Saturday, May 1, 2010

The Distant Roar of Violence

By Mary Reed and Eric Mayer
Guest bloggers


Our guests are the authors of the John the Lord Chamberlain historical mysteries. Visit their website for more information about their work.

Eight For Eternity is darker then the other novels in our series, even more so than Five For Silver, which was set during the Justianaic plague of 542, beginning with a man rescued alive from a pile of victims and including a character who dances with the dead.

We tend to write murder mysteries without a lot of blood. Murder is a messy business but not all mystery readers or writers want to dwell on that reality. Many prefer to concern themselves with the intellectual puzzle resulting from the physical murder.

So generally we keep gruesome events off the page, and those which must be mentioned for reasons of the plot are dealt with briefly. But when we decided to set our latest book during the Nika Riots in 532 we knew it would be necessary to describe the terror and horror inhabitants of Constantinople experienced for days as the city was torn apart by murder, looting, arson, and other crimes committed by mobs seeking to overthrow Emperor Justinian.

How to convey the mayhem without departing too far from the usual tone of the series? We solved the conundrum by placing many scenes at a distance from the rioting, behind the palace walls or several streets away. The violence is depicted as a kind of continual dull, distant roar -- a menacing rumble of an anguished populace gone mad -- with occasional crescendos of noise conveying the menace of mobs running wild as the city turns on itself.

Against that dark aural background we conveyed the horrors being perpetrated by using vignettes described with sparing details, sometimes only seen in passing, but always suggesting worse – a living human torch, a curtain of legs formed by a number of dead men hung from a balcony. This seemed to us to be a strong enough method of suggesting incidents of life and death in a city racked with violence.

History tells us that 30,000 rioters were slaughtered in the Hippodrome in one battle, but it is impossible to describe so many deaths. It is more effective to show individual horrors, one at a time.
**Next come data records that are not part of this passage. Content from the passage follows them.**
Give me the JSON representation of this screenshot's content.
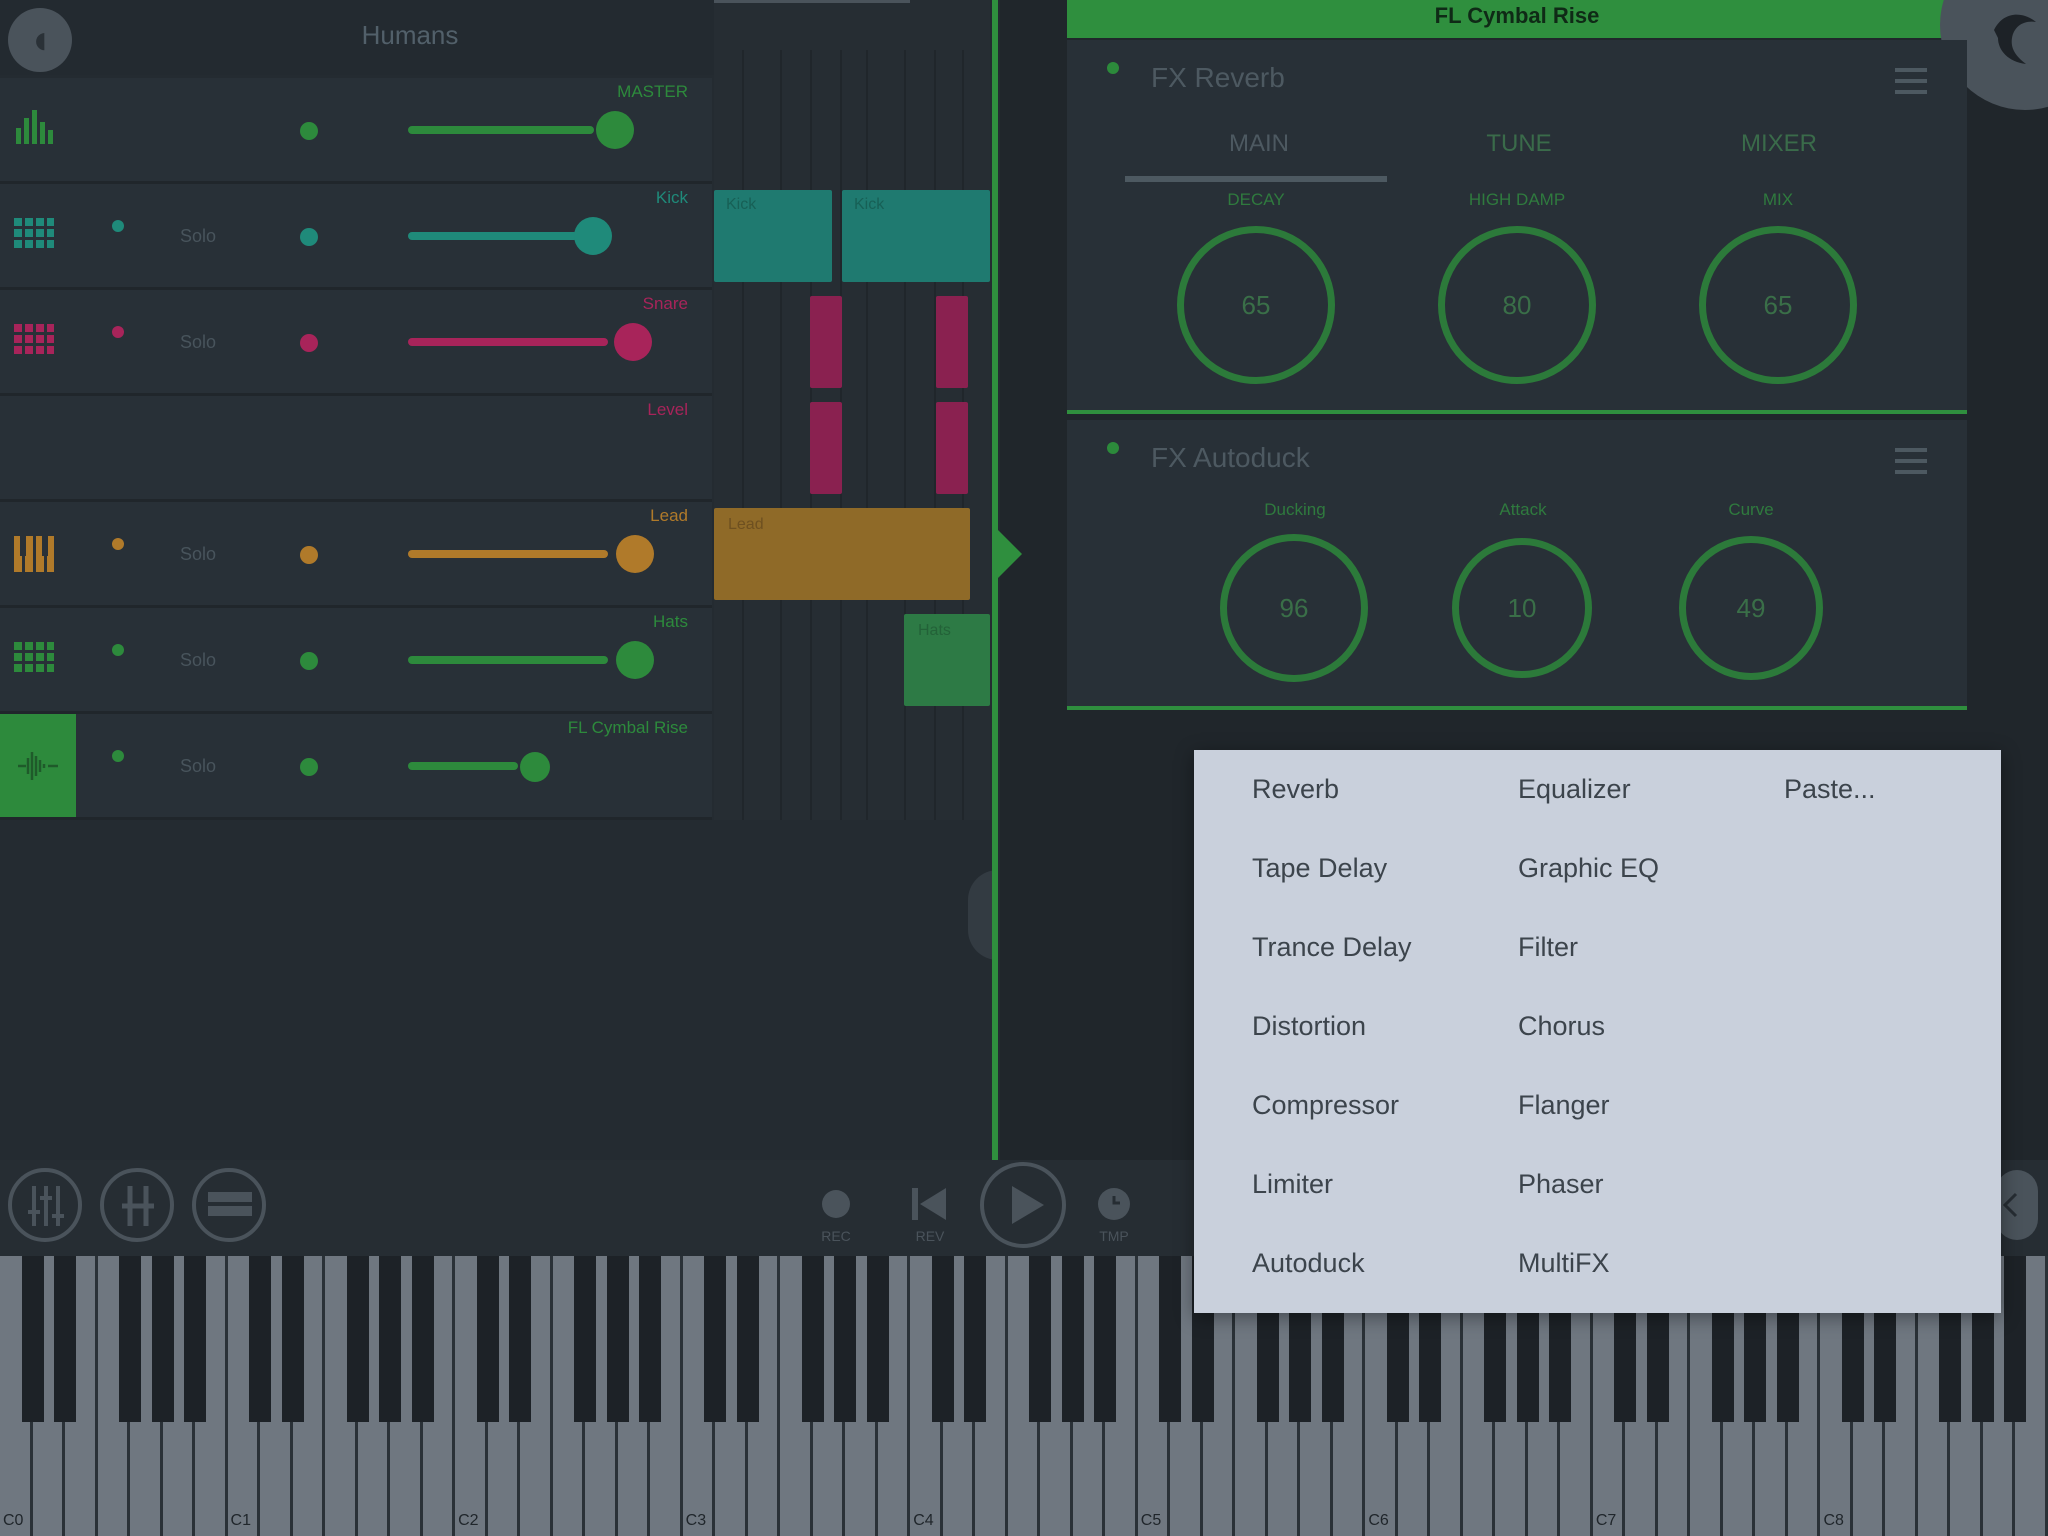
{
  "project": {
    "title": "Humans"
  },
  "tracks": [
    {
      "name": "MASTER",
      "color": "#2d8a3c",
      "solo": ""
    },
    {
      "name": "Kick",
      "color": "#1f8a7a",
      "solo": "Solo"
    },
    {
      "name": "Snare",
      "color": "#a8245a",
      "solo": "Solo"
    },
    {
      "name": "Level",
      "color": "#a8245a",
      "solo": ""
    },
    {
      "name": "Lead",
      "color": "#b07a2a",
      "solo": "Solo"
    },
    {
      "name": "Hats",
      "color": "#2d8a3c",
      "solo": "Solo"
    },
    {
      "name": "FL Cymbal Rise",
      "color": "#2d8a3c",
      "solo": "Solo"
    }
  ],
  "clips": {
    "kick1": "Kick",
    "kick2": "Kick",
    "lead": "Lead",
    "hats": "Hats"
  },
  "fx_header": "FL Cymbal Rise",
  "fx_reverb": {
    "title": "FX Reverb",
    "tabs": [
      "MAIN",
      "TUNE",
      "MIXER"
    ],
    "knobs": [
      {
        "label": "DECAY",
        "value": "65"
      },
      {
        "label": "HIGH DAMP",
        "value": "80"
      },
      {
        "label": "MIX",
        "value": "65"
      }
    ]
  },
  "fx_autoduck": {
    "title": "FX Autoduck",
    "knobs": [
      {
        "label": "Ducking",
        "value": "96"
      },
      {
        "label": "Attack",
        "value": "10"
      },
      {
        "label": "Curve",
        "value": "49"
      }
    ]
  },
  "transport": {
    "rec": "REC",
    "rev": "REV",
    "tmp": "TMP"
  },
  "piano_octaves": [
    "C0",
    "C1",
    "C2",
    "C3",
    "C4",
    "C5",
    "C6",
    "C7",
    "C8"
  ],
  "popup_menu": {
    "col1": [
      "Reverb",
      "Tape Delay",
      "Trance Delay",
      "Distortion",
      "Compressor",
      "Limiter",
      "Autoduck"
    ],
    "col2": [
      "Equalizer",
      "Graphic EQ",
      "Filter",
      "Chorus",
      "Flanger",
      "Phaser",
      "MultiFX"
    ],
    "col3": [
      "Paste..."
    ]
  },
  "colors": {
    "accent": "#2f8f3e",
    "background": "#20262b",
    "popup": "#c9d0dc"
  }
}
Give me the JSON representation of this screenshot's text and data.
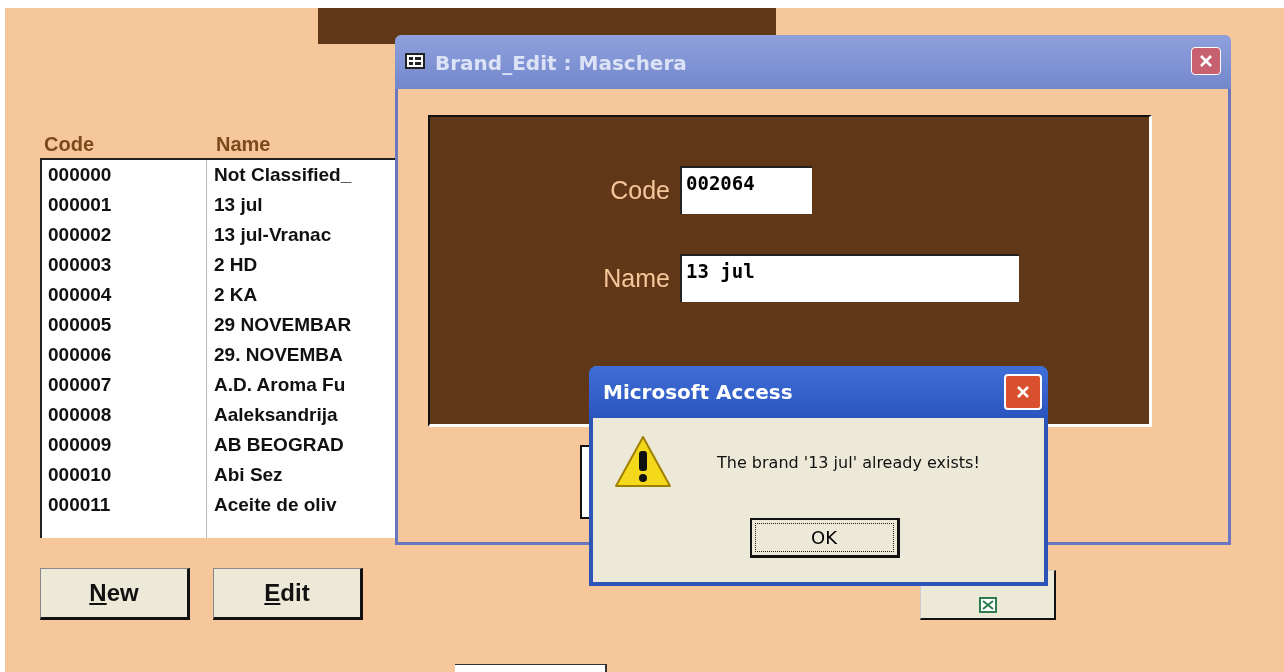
{
  "list": {
    "columns": [
      "Code",
      "Name"
    ],
    "rows": [
      {
        "code": "000000",
        "name": "Not Classified_"
      },
      {
        "code": "000001",
        "name": "13 jul"
      },
      {
        "code": "000002",
        "name": "13 jul-Vranac"
      },
      {
        "code": "000003",
        "name": "2 HD"
      },
      {
        "code": "000004",
        "name": "2 KA"
      },
      {
        "code": "000005",
        "name": "29 NOVEMBAR"
      },
      {
        "code": "000006",
        "name": "29. NOVEMBA"
      },
      {
        "code": "000007",
        "name": "A.D. Aroma Fu"
      },
      {
        "code": "000008",
        "name": "Aaleksandrija"
      },
      {
        "code": "000009",
        "name": "AB BEOGRAD"
      },
      {
        "code": "000010",
        "name": "Abi Sez"
      },
      {
        "code": "000011",
        "name": "Aceite de oliv"
      }
    ]
  },
  "buttons": [
    {
      "label": "New"
    },
    {
      "label": "Edit"
    }
  ],
  "edit_window": {
    "title": "Brand_Edit : Maschera",
    "fields": [
      {
        "label": "Code",
        "value": "002064",
        "kind": "short"
      },
      {
        "label": "Name",
        "value": "13 jul",
        "kind": "long"
      }
    ]
  },
  "message_box": {
    "title": "Microsoft Access",
    "message": "The brand '13 jul' already exists!",
    "button": "OK"
  }
}
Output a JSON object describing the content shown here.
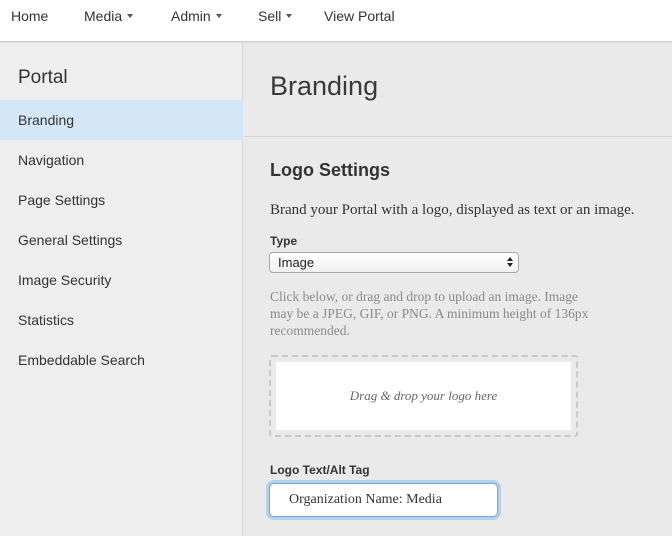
{
  "topnav": {
    "items": [
      {
        "label": "Home",
        "has_caret": false
      },
      {
        "label": "Media",
        "has_caret": true
      },
      {
        "label": "Admin",
        "has_caret": true
      },
      {
        "label": "Sell",
        "has_caret": true
      },
      {
        "label": "View Portal",
        "has_caret": false
      }
    ]
  },
  "sidebar": {
    "title": "Portal",
    "items": [
      {
        "label": "Branding",
        "active": true
      },
      {
        "label": "Navigation",
        "active": false
      },
      {
        "label": "Page Settings",
        "active": false
      },
      {
        "label": "General Settings",
        "active": false
      },
      {
        "label": "Image Security",
        "active": false
      },
      {
        "label": "Statistics",
        "active": false
      },
      {
        "label": "Embeddable Search",
        "active": false
      }
    ]
  },
  "main": {
    "page_title": "Branding",
    "section_title": "Logo Settings",
    "section_desc": "Brand your Portal with a logo, displayed as text or an image.",
    "type_label": "Type",
    "type_value": "Image",
    "help_text": "Click below, or drag and drop to upload an image. Image may be a JPEG, GIF, or PNG. A minimum height of 136px recommended.",
    "dropzone_text": "Drag & drop your logo here",
    "alt_label": "Logo Text/Alt Tag",
    "alt_value": "Organization Name: Media"
  },
  "colors": {
    "active_sidebar_bg": "#d4e7f6",
    "focus_ring": "#6aa9e6"
  }
}
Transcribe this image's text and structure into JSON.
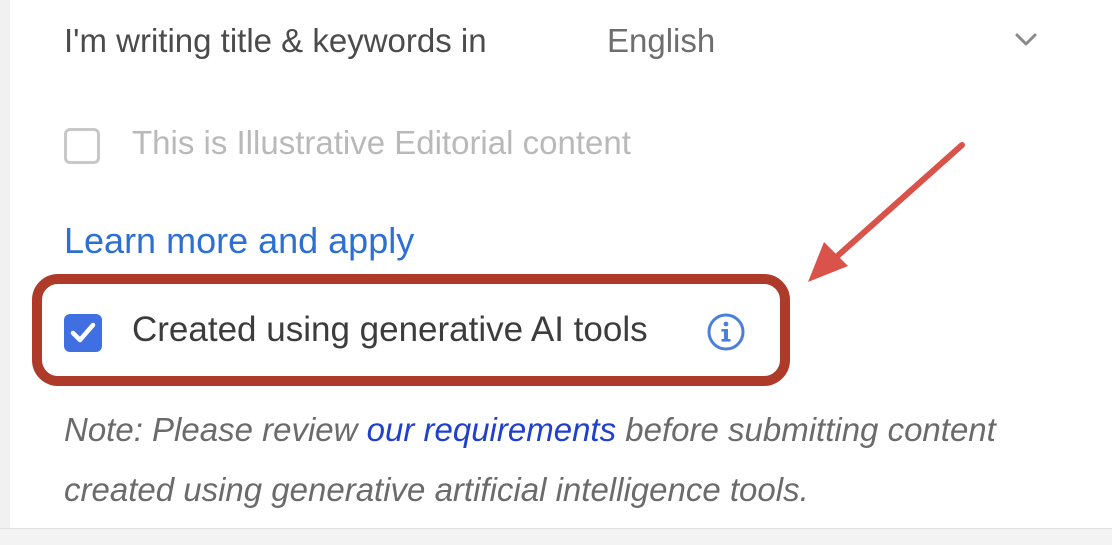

There is only a single scene where slaughter is front and center, and that is a brief account of a pitched street, or rather alley, battle between imperial troops and rioters. Neither of us having been in such a situation, we attempted to describe what happens in that brief battle as experienced by Felix, a palace guard, in an almost detached manner, given in such circumstances fighters act from instinct and training and there is no time to think about maneuvers.

We did, however, set the stage for a book in which countless, mostly unseen, people would die, with a prologue from the point of view of a condemned man on his way to the gallows. We therefore dwelled at some length on the terror of death before any killing began.

We now throw open the discussion. Perhaps you agree it is not necessary to go into minute descriptions of blood and pain to convey this type of hellish setting, or do you favor more gore?

6 comments:

signlady217 said...

If you can convey the concepts you want to without the gore, then I say great. Many people see/hear enough about that in their everyday lives, so if it can be avoided occasionally I think it's a good thing.

Y'all are "new to me", so these are now on my TBR list. Can't wait.

Chris V. said...

Sounds like another great historical. Congrats!

Jim said...

I found the treatment of the riots in Eight to be very effective. They were always there -- in the background -- sometimes just a block or two away -- but always a looming menace, ever-threatening, almost as if the mob was a particularly dangerous and deranged character in the novel. And those occasions where the violence comes center stage were riveting reminders that the threat and danger were not merely theoretical, but could be quite real and quite bloody.

Sandra Parshall said...

Mary and Eric want me to let those who have commented know their responses are appreciated.

I find this subject of special interest because I don't believe in glossing over the violence in the world, yet I don't enjoy -- and I know many others don't enjoy -- reading gruesome descriptions of gore and mayhem. As Mary and Eric demonstrate so well, it's possible to convey the truth about violence without being overly graphic.

Julia Buckley said...

I am extremely squeamish about blood and violence. I won't watch horror or war movies because of it. So in books, I find that a small hint of violence will prompt my imagination to do the rest.

Interesting post! Good luck with the book, Eric and Mary!

kathy d. said...

I agree with Julia on this. I don't watch violent, war or horror movies--or even, mysteries if it goes into gore and blood.

The same is true of books. I don't read books in which I know there will be torture, gratuitous violence, blood and gore. And I don't see the point.

To me the best books are the ones where the body was shot in the woods or in another room and the story is the puzzle of finding the culprit, developing the characters, good dialogue.

To me, Donna Leon does this very well with a minimum ov violence. Or Sara Paretsky.

There are certainly other types of mysteries, many of which are great. But if there is too much violence, sadism, psychological torture, even being inside the mind of a psychopath, I won't read the book. Or, as in Steig Larsson's very good books, I skip passages.

I have stopped reading some authors, because of this or never picked up their books.

I find this is truer of women reader friends than male readers who seem to be able to read anything, although to each her/his own taste. And reading is a matter of taste.